Task directions: For the records below, tally the lines that include the word "Custom" and give only the tally.

'''

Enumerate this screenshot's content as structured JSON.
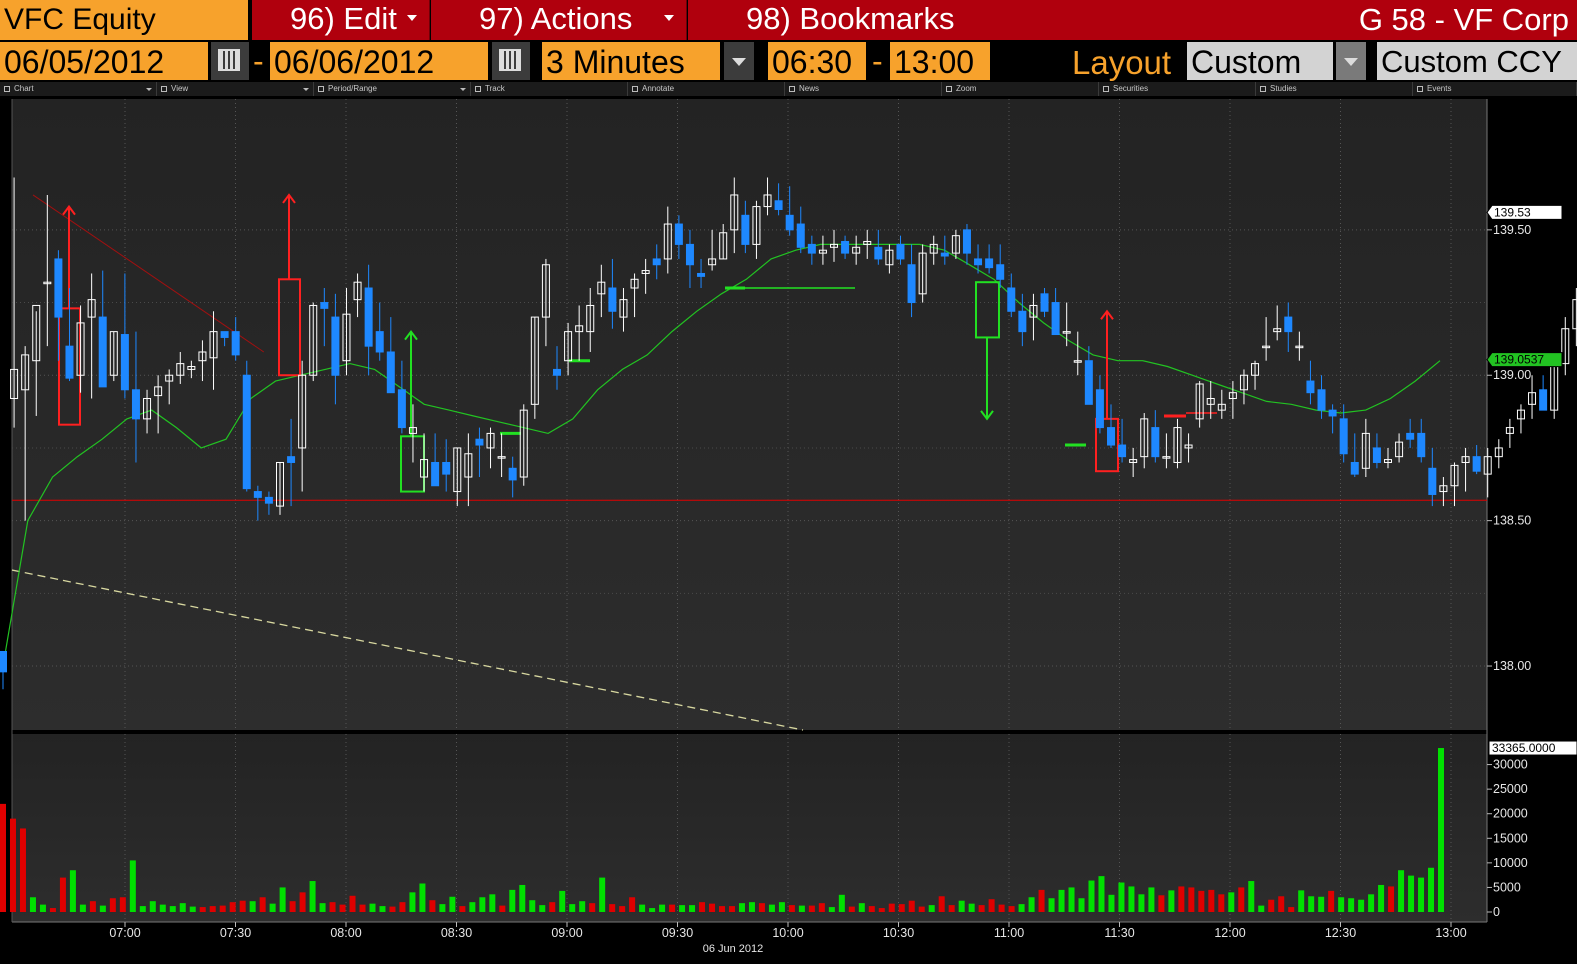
{
  "header": {
    "ticker": "VFC Equity",
    "menu_edit": "96) Edit",
    "menu_actions": "97) Actions",
    "menu_bookmarks": "98) Bookmarks",
    "security_name": "G 58 - VF Corp"
  },
  "controls": {
    "start_date": "06/05/2012",
    "end_date": "06/06/2012",
    "date_separator": "-",
    "period": "3 Minutes",
    "start_time": "06:30",
    "time_separator": "-",
    "end_time": "13:00",
    "layout_label": "Layout",
    "layout_value": "Custom",
    "currency": "Custom CCY"
  },
  "toolbar": [
    "Chart",
    "View",
    "Period/Range",
    "Track",
    "Annotate",
    "News",
    "Zoom",
    "Securities",
    "Studies",
    "Events"
  ],
  "colors": {
    "up_candle": "#ffffff",
    "down_candle": "#1e88ff",
    "moving_average": "#22c322",
    "volume_up": "#00e000",
    "volume_down": "#e00000",
    "support_line": "#e00000",
    "orange_accent": "#f7a22c",
    "menu_red": "#b0000d"
  },
  "chart_data": [
    {
      "type": "candlestick",
      "x_ticks": [
        "07:00",
        "07:30",
        "08:00",
        "08:30",
        "09:00",
        "09:30",
        "10:00",
        "10:30",
        "11:00",
        "11:30",
        "12:00",
        "12:30",
        "13:00"
      ],
      "x_date_label": "06 Jun 2012",
      "y_ticks": [
        "139.50",
        "139.00",
        "138.50",
        "138.00"
      ],
      "ylim": [
        137.78,
        139.95
      ],
      "last_price_label": "139.53",
      "moving_average_label": "139.0537",
      "support_level": 138.57,
      "grid": true,
      "ohlc": [
        [
          138.05,
          138.05,
          137.92,
          137.98
        ],
        [
          138.92,
          139.68,
          138.82,
          139.02
        ],
        [
          138.95,
          139.1,
          138.5,
          139.07
        ],
        [
          139.05,
          139.22,
          138.86,
          139.24
        ],
        [
          139.32,
          139.62,
          139.1,
          139.32
        ],
        [
          139.4,
          139.43,
          139.05,
          139.2
        ],
        [
          139.1,
          139.3,
          138.98,
          138.99
        ],
        [
          139.0,
          139.24,
          138.94,
          139.18
        ],
        [
          139.2,
          139.35,
          138.92,
          139.26
        ],
        [
          139.2,
          139.36,
          138.98,
          138.96
        ],
        [
          139.0,
          139.15,
          138.98,
          139.15
        ],
        [
          139.14,
          139.35,
          138.92,
          138.95
        ],
        [
          138.95,
          139.15,
          138.7,
          138.85
        ],
        [
          138.85,
          138.95,
          138.8,
          138.92
        ],
        [
          138.93,
          139.0,
          138.8,
          138.96
        ],
        [
          138.98,
          139.02,
          138.9,
          139.0
        ],
        [
          139.0,
          139.08,
          138.97,
          139.04
        ],
        [
          139.02,
          139.05,
          138.99,
          139.03
        ],
        [
          139.05,
          139.12,
          138.98,
          139.08
        ],
        [
          139.06,
          139.22,
          138.95,
          139.15
        ],
        [
          139.15,
          139.15,
          139.1,
          139.13
        ],
        [
          139.15,
          139.2,
          139.05,
          139.07
        ],
        [
          139.0,
          139.05,
          138.6,
          138.61
        ],
        [
          138.6,
          138.62,
          138.5,
          138.58
        ],
        [
          138.58,
          138.6,
          138.52,
          138.56
        ],
        [
          138.55,
          138.7,
          138.52,
          138.7
        ],
        [
          138.72,
          138.85,
          138.55,
          138.7
        ],
        [
          138.75,
          139.05,
          138.6,
          139.0
        ],
        [
          139.0,
          139.25,
          138.98,
          139.24
        ],
        [
          139.25,
          139.3,
          139.1,
          139.23
        ],
        [
          139.2,
          139.28,
          138.9,
          139.0
        ],
        [
          139.05,
          139.3,
          139.0,
          139.21
        ],
        [
          139.26,
          139.35,
          139.2,
          139.32
        ],
        [
          139.3,
          139.38,
          139.0,
          139.1
        ],
        [
          139.15,
          139.25,
          139.05,
          139.08
        ],
        [
          139.08,
          139.2,
          139.0,
          138.94
        ],
        [
          138.95,
          139.05,
          138.8,
          138.82
        ],
        [
          138.8,
          138.9,
          138.7,
          138.82
        ],
        [
          138.65,
          138.8,
          138.6,
          138.71
        ],
        [
          138.7,
          138.8,
          138.65,
          138.62
        ],
        [
          138.7,
          138.78,
          138.6,
          138.66
        ],
        [
          138.6,
          138.75,
          138.55,
          138.75
        ],
        [
          138.65,
          138.8,
          138.55,
          138.73
        ],
        [
          138.78,
          138.82,
          138.65,
          138.76
        ],
        [
          138.75,
          138.82,
          138.68,
          138.8
        ],
        [
          138.72,
          138.8,
          138.65,
          138.72
        ],
        [
          138.68,
          138.72,
          138.58,
          138.64
        ],
        [
          138.65,
          138.9,
          138.62,
          138.88
        ],
        [
          138.9,
          139.2,
          138.85,
          139.2
        ],
        [
          139.2,
          139.4,
          139.1,
          139.38
        ],
        [
          139.02,
          139.1,
          138.95,
          139.0
        ],
        [
          139.05,
          139.18,
          139.0,
          139.15
        ],
        [
          139.15,
          139.24,
          139.05,
          139.17
        ],
        [
          139.15,
          139.3,
          139.08,
          139.24
        ],
        [
          139.28,
          139.38,
          139.2,
          139.32
        ],
        [
          139.3,
          139.4,
          139.16,
          139.22
        ],
        [
          139.2,
          139.3,
          139.15,
          139.26
        ],
        [
          139.3,
          139.35,
          139.2,
          139.33
        ],
        [
          139.35,
          139.4,
          139.28,
          139.36
        ],
        [
          139.4,
          139.45,
          139.33,
          139.38
        ],
        [
          139.4,
          139.58,
          139.35,
          139.52
        ],
        [
          139.52,
          139.55,
          139.4,
          139.45
        ],
        [
          139.45,
          139.5,
          139.3,
          139.38
        ],
        [
          139.35,
          139.4,
          139.3,
          139.34
        ],
        [
          139.38,
          139.5,
          139.36,
          139.4
        ],
        [
          139.4,
          139.52,
          139.4,
          139.49
        ],
        [
          139.5,
          139.68,
          139.42,
          139.62
        ],
        [
          139.55,
          139.6,
          139.42,
          139.45
        ],
        [
          139.45,
          139.6,
          139.4,
          139.58
        ],
        [
          139.58,
          139.68,
          139.55,
          139.62
        ],
        [
          139.6,
          139.66,
          139.55,
          139.57
        ],
        [
          139.55,
          139.65,
          139.48,
          139.5
        ],
        [
          139.52,
          139.58,
          139.42,
          139.44
        ],
        [
          139.45,
          139.48,
          139.38,
          139.42
        ],
        [
          139.42,
          139.48,
          139.38,
          139.43
        ],
        [
          139.44,
          139.5,
          139.39,
          139.45
        ],
        [
          139.46,
          139.48,
          139.4,
          139.42
        ],
        [
          139.42,
          139.48,
          139.38,
          139.44
        ],
        [
          139.45,
          139.5,
          139.4,
          139.46
        ],
        [
          139.44,
          139.5,
          139.38,
          139.4
        ],
        [
          139.38,
          139.45,
          139.35,
          139.43
        ],
        [
          139.45,
          139.48,
          139.38,
          139.4
        ],
        [
          139.38,
          139.45,
          139.2,
          139.25
        ],
        [
          139.28,
          139.45,
          139.25,
          139.42
        ],
        [
          139.42,
          139.48,
          139.38,
          139.45
        ],
        [
          139.42,
          139.48,
          139.38,
          139.41
        ],
        [
          139.42,
          139.5,
          139.4,
          139.48
        ],
        [
          139.5,
          139.52,
          139.38,
          139.42
        ],
        [
          139.4,
          139.45,
          139.35,
          139.38
        ],
        [
          139.4,
          139.45,
          139.35,
          139.37
        ],
        [
          139.38,
          139.45,
          139.3,
          139.33
        ],
        [
          139.3,
          139.35,
          139.2,
          139.22
        ],
        [
          139.22,
          139.28,
          139.1,
          139.15
        ],
        [
          139.2,
          139.28,
          139.12,
          139.24
        ],
        [
          139.28,
          139.3,
          139.2,
          139.22
        ],
        [
          139.25,
          139.3,
          139.14,
          139.14
        ],
        [
          139.15,
          139.25,
          139.1,
          139.15
        ],
        [
          139.05,
          139.15,
          139.0,
          139.05
        ],
        [
          139.05,
          139.1,
          138.95,
          138.9
        ],
        [
          138.95,
          139.0,
          138.8,
          138.82
        ],
        [
          138.82,
          138.9,
          138.75,
          138.76
        ],
        [
          138.76,
          138.85,
          138.7,
          138.72
        ],
        [
          138.7,
          138.75,
          138.65,
          138.71
        ],
        [
          138.72,
          138.87,
          138.68,
          138.85
        ],
        [
          138.82,
          138.88,
          138.7,
          138.72
        ],
        [
          138.72,
          138.8,
          138.68,
          138.72
        ],
        [
          138.7,
          138.85,
          138.68,
          138.82
        ],
        [
          138.75,
          138.8,
          138.7,
          138.76
        ],
        [
          138.85,
          138.98,
          138.82,
          138.97
        ],
        [
          138.9,
          138.98,
          138.85,
          138.92
        ],
        [
          138.88,
          138.95,
          138.85,
          138.9
        ],
        [
          138.92,
          138.98,
          138.85,
          138.94
        ],
        [
          138.95,
          139.02,
          138.9,
          139.0
        ],
        [
          139.0,
          139.05,
          138.95,
          139.04
        ],
        [
          139.1,
          139.2,
          139.05,
          139.1
        ],
        [
          139.15,
          139.24,
          139.12,
          139.16
        ],
        [
          139.2,
          139.25,
          139.08,
          139.15
        ],
        [
          139.1,
          139.15,
          139.05,
          139.1
        ],
        [
          138.98,
          139.05,
          138.9,
          138.94
        ],
        [
          138.95,
          139.0,
          138.85,
          138.88
        ],
        [
          138.88,
          138.9,
          138.8,
          138.86
        ],
        [
          138.85,
          138.9,
          138.7,
          138.73
        ],
        [
          138.7,
          138.8,
          138.65,
          138.66
        ],
        [
          138.68,
          138.85,
          138.65,
          138.8
        ],
        [
          138.75,
          138.8,
          138.68,
          138.7
        ],
        [
          138.7,
          138.75,
          138.68,
          138.71
        ],
        [
          138.72,
          138.8,
          138.7,
          138.77
        ],
        [
          138.8,
          138.85,
          138.75,
          138.78
        ],
        [
          138.8,
          138.85,
          138.7,
          138.72
        ],
        [
          138.68,
          138.75,
          138.55,
          138.59
        ],
        [
          138.6,
          138.65,
          138.55,
          138.62
        ],
        [
          138.62,
          138.7,
          138.55,
          138.69
        ],
        [
          138.7,
          138.75,
          138.6,
          138.72
        ],
        [
          138.72,
          138.76,
          138.66,
          138.67
        ],
        [
          138.66,
          138.75,
          138.58,
          138.72
        ],
        [
          138.72,
          138.78,
          138.68,
          138.75
        ],
        [
          138.8,
          138.85,
          138.75,
          138.82
        ],
        [
          138.85,
          138.9,
          138.8,
          138.88
        ],
        [
          138.9,
          139.0,
          138.85,
          138.94
        ],
        [
          138.95,
          139.0,
          138.9,
          138.88
        ],
        [
          138.88,
          139.05,
          138.85,
          139.04
        ],
        [
          139.04,
          139.2,
          139.0,
          139.16
        ],
        [
          139.16,
          139.3,
          139.1,
          139.26
        ],
        [
          139.28,
          139.35,
          139.2,
          139.3
        ],
        [
          139.3,
          139.42,
          139.25,
          139.32
        ],
        [
          139.35,
          139.48,
          139.2,
          139.24
        ],
        [
          139.25,
          139.55,
          139.2,
          139.52
        ],
        [
          139.52,
          139.6,
          139.3,
          139.33
        ],
        [
          139.35,
          139.6,
          139.3,
          139.53
        ]
      ],
      "moving_average": [
        138.0,
        138.5,
        138.65,
        138.72,
        138.78,
        138.85,
        138.88,
        138.82,
        138.75,
        138.78,
        138.92,
        138.98,
        139.0,
        139.02,
        139.04,
        139.02,
        138.96,
        138.9,
        138.88,
        138.86,
        138.84,
        138.82,
        138.8,
        138.85,
        138.95,
        139.02,
        139.07,
        139.15,
        139.22,
        139.28,
        139.33,
        139.4,
        139.43,
        139.45,
        139.45,
        139.45,
        139.45,
        139.45,
        139.43,
        139.38,
        139.33,
        139.25,
        139.18,
        139.12,
        139.07,
        139.05,
        139.05,
        139.03,
        139.0,
        138.97,
        138.94,
        138.91,
        138.9,
        138.88,
        138.87,
        138.88,
        138.92,
        138.98,
        139.05
      ],
      "annotations": {
        "trendline": {
          "from": [
            0,
            139.62
          ],
          "to": [
            10,
            139.08
          ]
        },
        "dashed_trendline": {
          "from": [
            0,
            138.33
          ],
          "to": [
            30,
            137.78
          ]
        },
        "support_line": 138.57
      }
    },
    {
      "type": "bar",
      "title": "Volume",
      "y_ticks": [
        "30000",
        "25000",
        "20000",
        "15000",
        "10000",
        "5000",
        "0"
      ],
      "ylim": [
        0,
        35000
      ],
      "last_value_label": "33365.0000",
      "values_up_down": "green = up bar, red = down bar",
      "values": [
        22000,
        19000,
        17000,
        3000,
        1500,
        800,
        7000,
        8500,
        1500,
        2200,
        1300,
        2800,
        3000,
        10500,
        1200,
        2200,
        1500,
        1200,
        1800,
        1100,
        1000,
        1200,
        1300,
        2000,
        2300,
        2200,
        3000,
        1700,
        5000,
        2200,
        4000,
        6300,
        1800,
        2000,
        1500,
        3300,
        1500,
        1700,
        1200,
        1100,
        2000,
        4000,
        5800,
        2400,
        1600,
        3100,
        1200,
        2000,
        3000,
        3600,
        1300,
        4500,
        5500,
        2400,
        1400,
        2000,
        4300,
        1600,
        2200,
        1800,
        7000,
        1600,
        1200,
        3000,
        1500,
        800,
        1500,
        1500,
        1400,
        1400,
        2000,
        1700,
        1200,
        1200,
        1800,
        2000,
        1800,
        1500,
        2000,
        1400,
        1300,
        1300,
        1800,
        1000,
        3500,
        1100,
        1800,
        1200,
        800,
        1700,
        1600,
        2300,
        1100,
        1400,
        3200,
        1400,
        2300,
        1700,
        1400,
        2600,
        1500,
        1200,
        1600,
        3000,
        4500,
        2800,
        4500,
        5000,
        2800,
        6400,
        7300,
        3500,
        6000,
        5200,
        3600,
        5000,
        3400,
        4400,
        5200,
        5000,
        4300,
        4500,
        3600,
        4000,
        5000,
        6300,
        1300,
        2500,
        3200,
        1000,
        4400,
        3200,
        3100,
        4300,
        3000,
        2800,
        2500,
        3600,
        5500,
        5200,
        8500,
        7400,
        7000,
        9000,
        33365
      ]
    }
  ]
}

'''

Written solution: 2